A project of this scale requires at least $20 million USD in funding to complete, however such change would bring immediate benefits to ordinary consumers. Max estimates individual homeowners could save up to 50% off their monthly charges, depending on their rates of energy consumption.
These savings would remain in the country to assist with building up and maintaining enviromentally sound infrastructure to contend with imminent climate change and it’s effects to our weather patterns. This switch would result in producing significantly less undesirable emmissions from burning fossil fuels, reducing our carbon footprint. This would be beneficial to the environment and overall health of our citizens. He believes with the proper cooperation, funding and support, SVGs energy independence and self sufficiency can be accomplished within five to ten years.
This plan is one example of the practical applications of the principles he explored through physics. “Physics is like God. It tells you how things interact with each other.
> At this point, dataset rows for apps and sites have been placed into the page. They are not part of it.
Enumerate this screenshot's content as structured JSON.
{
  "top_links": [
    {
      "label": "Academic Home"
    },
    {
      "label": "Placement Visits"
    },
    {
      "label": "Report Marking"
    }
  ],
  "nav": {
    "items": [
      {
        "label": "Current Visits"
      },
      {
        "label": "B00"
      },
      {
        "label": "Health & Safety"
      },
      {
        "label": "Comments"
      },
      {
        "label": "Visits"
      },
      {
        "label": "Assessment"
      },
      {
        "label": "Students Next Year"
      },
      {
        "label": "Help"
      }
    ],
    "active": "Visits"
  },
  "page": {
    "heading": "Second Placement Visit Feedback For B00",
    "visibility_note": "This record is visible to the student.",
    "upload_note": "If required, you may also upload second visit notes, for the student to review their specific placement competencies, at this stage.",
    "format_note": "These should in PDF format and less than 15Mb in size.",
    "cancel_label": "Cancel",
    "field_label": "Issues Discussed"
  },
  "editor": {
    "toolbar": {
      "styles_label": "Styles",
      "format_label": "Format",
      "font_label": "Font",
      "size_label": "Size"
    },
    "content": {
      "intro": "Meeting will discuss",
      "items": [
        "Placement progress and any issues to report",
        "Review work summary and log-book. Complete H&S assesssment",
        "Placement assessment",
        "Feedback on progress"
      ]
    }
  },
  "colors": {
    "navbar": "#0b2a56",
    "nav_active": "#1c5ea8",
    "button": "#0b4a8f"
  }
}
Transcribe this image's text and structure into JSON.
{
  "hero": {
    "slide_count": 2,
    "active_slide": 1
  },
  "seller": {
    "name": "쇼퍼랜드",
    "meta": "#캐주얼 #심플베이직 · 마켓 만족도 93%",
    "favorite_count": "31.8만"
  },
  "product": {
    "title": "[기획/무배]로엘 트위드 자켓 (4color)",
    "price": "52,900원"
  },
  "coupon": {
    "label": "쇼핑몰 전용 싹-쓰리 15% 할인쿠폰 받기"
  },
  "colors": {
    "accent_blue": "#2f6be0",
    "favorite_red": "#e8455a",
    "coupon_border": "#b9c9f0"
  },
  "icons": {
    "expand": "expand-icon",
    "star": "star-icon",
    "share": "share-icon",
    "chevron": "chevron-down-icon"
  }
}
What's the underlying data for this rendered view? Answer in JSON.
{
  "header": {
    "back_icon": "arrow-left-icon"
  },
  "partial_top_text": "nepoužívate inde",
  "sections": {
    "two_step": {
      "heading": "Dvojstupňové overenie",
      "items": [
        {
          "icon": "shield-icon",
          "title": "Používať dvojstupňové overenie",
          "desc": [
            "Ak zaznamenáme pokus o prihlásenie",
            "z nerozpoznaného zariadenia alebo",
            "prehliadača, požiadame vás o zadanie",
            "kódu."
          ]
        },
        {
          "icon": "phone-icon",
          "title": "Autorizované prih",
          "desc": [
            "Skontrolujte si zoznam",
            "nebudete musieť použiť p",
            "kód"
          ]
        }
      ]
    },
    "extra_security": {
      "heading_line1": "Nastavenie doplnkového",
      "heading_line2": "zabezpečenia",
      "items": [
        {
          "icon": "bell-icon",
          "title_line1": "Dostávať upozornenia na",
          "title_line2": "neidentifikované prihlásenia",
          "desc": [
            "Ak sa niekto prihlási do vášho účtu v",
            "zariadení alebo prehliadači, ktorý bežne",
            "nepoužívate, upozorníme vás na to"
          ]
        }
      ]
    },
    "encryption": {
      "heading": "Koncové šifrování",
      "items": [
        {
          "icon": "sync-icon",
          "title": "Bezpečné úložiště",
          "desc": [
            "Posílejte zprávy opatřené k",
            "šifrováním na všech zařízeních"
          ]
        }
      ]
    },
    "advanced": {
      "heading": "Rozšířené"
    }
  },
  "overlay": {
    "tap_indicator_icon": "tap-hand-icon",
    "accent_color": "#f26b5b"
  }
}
How positive things can affect negative things in a positive manner and vice versa. The application of physics to solutions to everyday problems can demonsrate the laws of life in tangible ways we can measure. From the beginning, to the middle, onto the end.”
So rounding back to where we first began, I now get to ask my own burning question of Max. “Have you figured out your particular purpose in life yet Max?”
To which he laughs and readily responds. “Yes and no. Yes, I understand my strength lies in electricity, and that offering SVG renewable energy as a stepping stone to self sufficiency is a huge part of my destiny and purpose. No, I won’t say that is my final stop as I don’t want to set any limitations on what the future may hold for me.”
From where I sit looking at Max, the sky is the limit. Max is energy in constant motion, affecting change through movement. Electricity.
By Tricia Reddock